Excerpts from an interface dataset
===
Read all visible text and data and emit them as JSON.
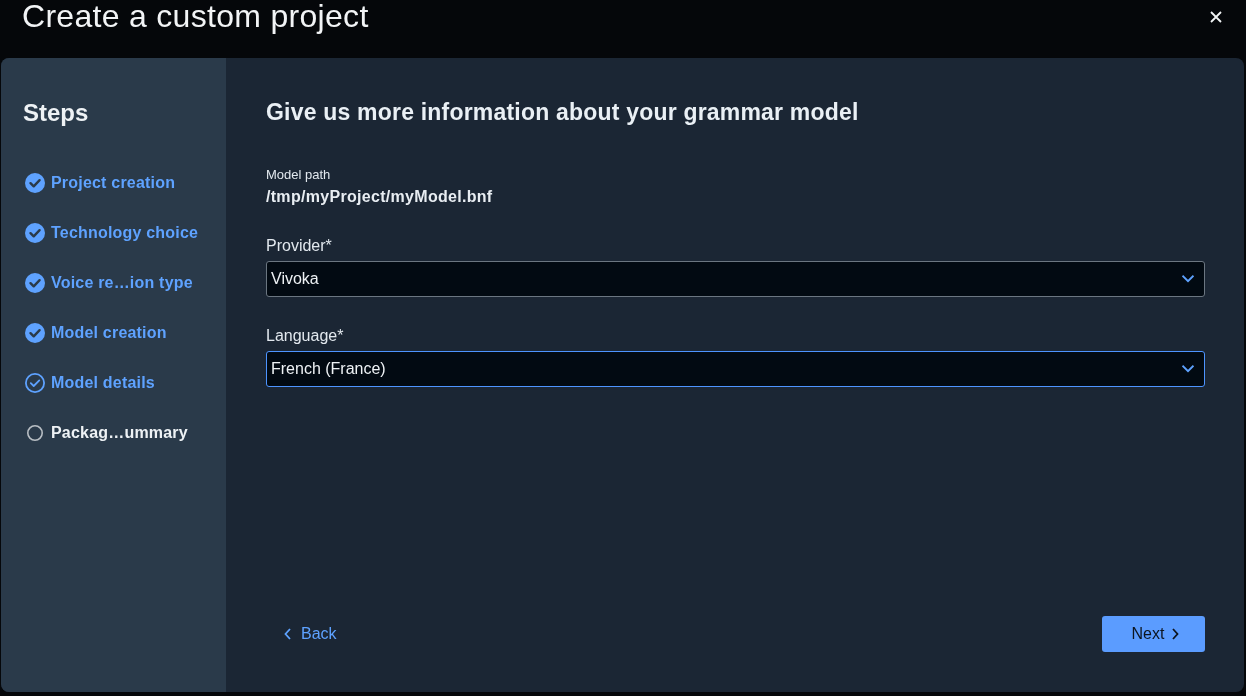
{
  "dialog": {
    "title": "Create a custom project"
  },
  "steps": {
    "title": "Steps",
    "items": [
      {
        "label": "Project creation",
        "completed": true,
        "selected": false
      },
      {
        "label": "Technology choice",
        "completed": true,
        "selected": false
      },
      {
        "label": "Voice re…ion type",
        "completed": true,
        "selected": false
      },
      {
        "label": "Model creation",
        "completed": true,
        "selected": false
      },
      {
        "label": "Model details",
        "completed": true,
        "selected": true
      },
      {
        "label": "Packag…ummary",
        "completed": false,
        "selected": false
      }
    ]
  },
  "form": {
    "heading": "Give us more information about your grammar model",
    "model_path": {
      "label": "Model path",
      "value": "/tmp/myProject/myModel.bnf"
    },
    "fields": [
      {
        "label": "Provider*",
        "value": "Vivoka",
        "focused": false
      },
      {
        "label": "Language*",
        "value": "French (France)",
        "focused": true
      }
    ]
  },
  "buttons": {
    "back": "Back",
    "next": "Next"
  }
}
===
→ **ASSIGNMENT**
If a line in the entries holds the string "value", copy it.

→ **OUTPUT BELOW**
      "value": "/tmp/myProject/myModel.bnf"
        "value": "Vivoka",
        "value": "French (France)",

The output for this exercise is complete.